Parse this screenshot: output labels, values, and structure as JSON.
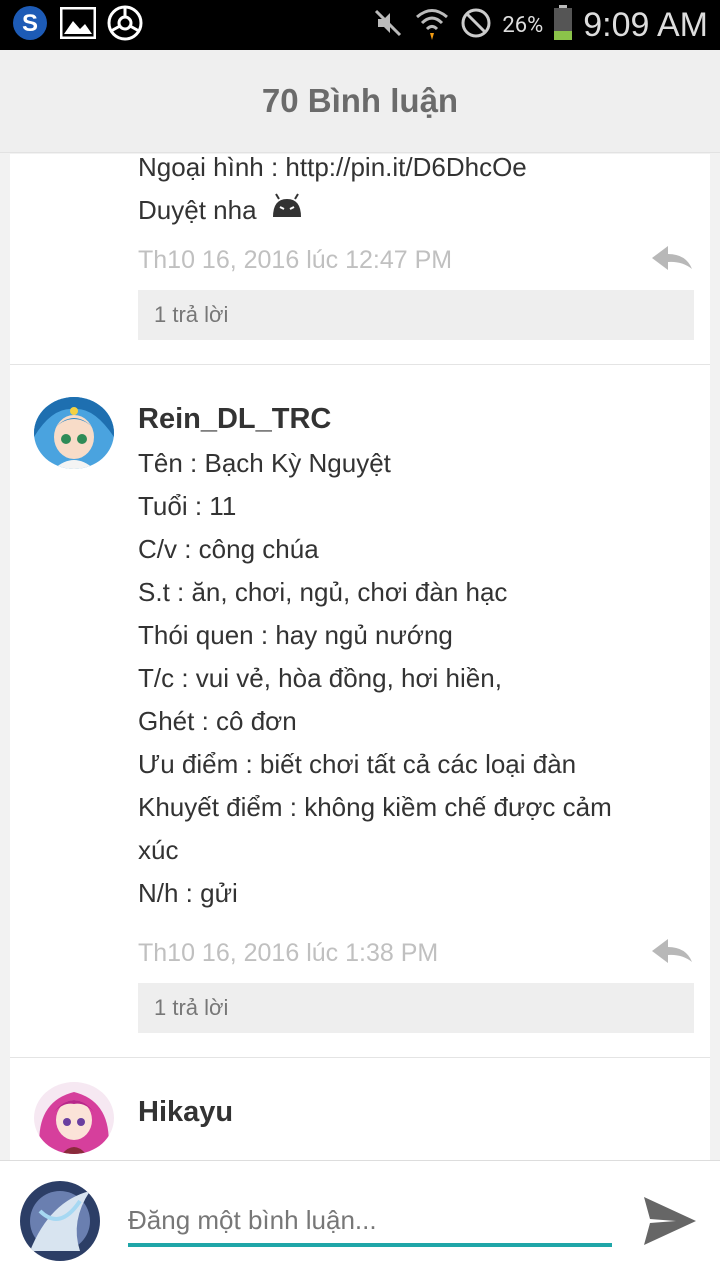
{
  "status_bar": {
    "battery_pct": "26%",
    "time": "9:09 AM"
  },
  "header": {
    "title": "70 Bình luận"
  },
  "comments": [
    {
      "author": "",
      "lines": [
        "Ngoại hình : http://pin.it/D6DhcOe",
        "Duyệt nha"
      ],
      "time": "Th10 16, 2016 lúc 12:47 PM",
      "replies": "1 trả lời"
    },
    {
      "author": "Rein_DL_TRC",
      "lines": [
        "Tên : Bạch Kỳ Nguyệt",
        "Tuổi : 11",
        "C/v : công chúa",
        "S.t : ăn, chơi, ngủ, chơi đàn hạc",
        "Thói quen : hay ngủ nướng",
        "T/c : vui vẻ, hòa đồng, hơi hiền,",
        "Ghét : cô đơn",
        "Ưu điểm : biết chơi tất cả các loại đàn",
        "Khuyết điểm : không kiềm chế được cảm",
        "xúc",
        "N/h : gửi"
      ],
      "time": "Th10 16, 2016 lúc 1:38 PM",
      "replies": "1 trả lời"
    },
    {
      "author": "Hikayu"
    }
  ],
  "composer": {
    "placeholder": "Đăng một bình luận..."
  },
  "colors": {
    "accent": "#1fa6a8",
    "reply_icon": "#b8b8b8"
  }
}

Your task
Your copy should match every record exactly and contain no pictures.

Output
Parse this screenshot: output labels, values, and structure as JSON.
{
  "status_bar": {
    "battery_pct": "26%",
    "time": "9:09 AM"
  },
  "header": {
    "title": "70 Bình luận"
  },
  "comments": [
    {
      "author": "",
      "lines": [
        "Ngoại hình : http://pin.it/D6DhcOe",
        "Duyệt nha"
      ],
      "time": "Th10 16, 2016 lúc 12:47 PM",
      "replies": "1 trả lời"
    },
    {
      "author": "Rein_DL_TRC",
      "lines": [
        "Tên : Bạch Kỳ Nguyệt",
        "Tuổi : 11",
        "C/v : công chúa",
        "S.t : ăn, chơi, ngủ, chơi đàn hạc",
        "Thói quen : hay ngủ nướng",
        "T/c : vui vẻ, hòa đồng, hơi hiền,",
        "Ghét : cô đơn",
        "Ưu điểm : biết chơi tất cả các loại đàn",
        "Khuyết điểm : không kiềm chế được cảm",
        "xúc",
        "N/h : gửi"
      ],
      "time": "Th10 16, 2016 lúc 1:38 PM",
      "replies": "1 trả lời"
    },
    {
      "author": "Hikayu"
    }
  ],
  "composer": {
    "placeholder": "Đăng một bình luận..."
  },
  "colors": {
    "accent": "#1fa6a8",
    "reply_icon": "#b8b8b8"
  }
}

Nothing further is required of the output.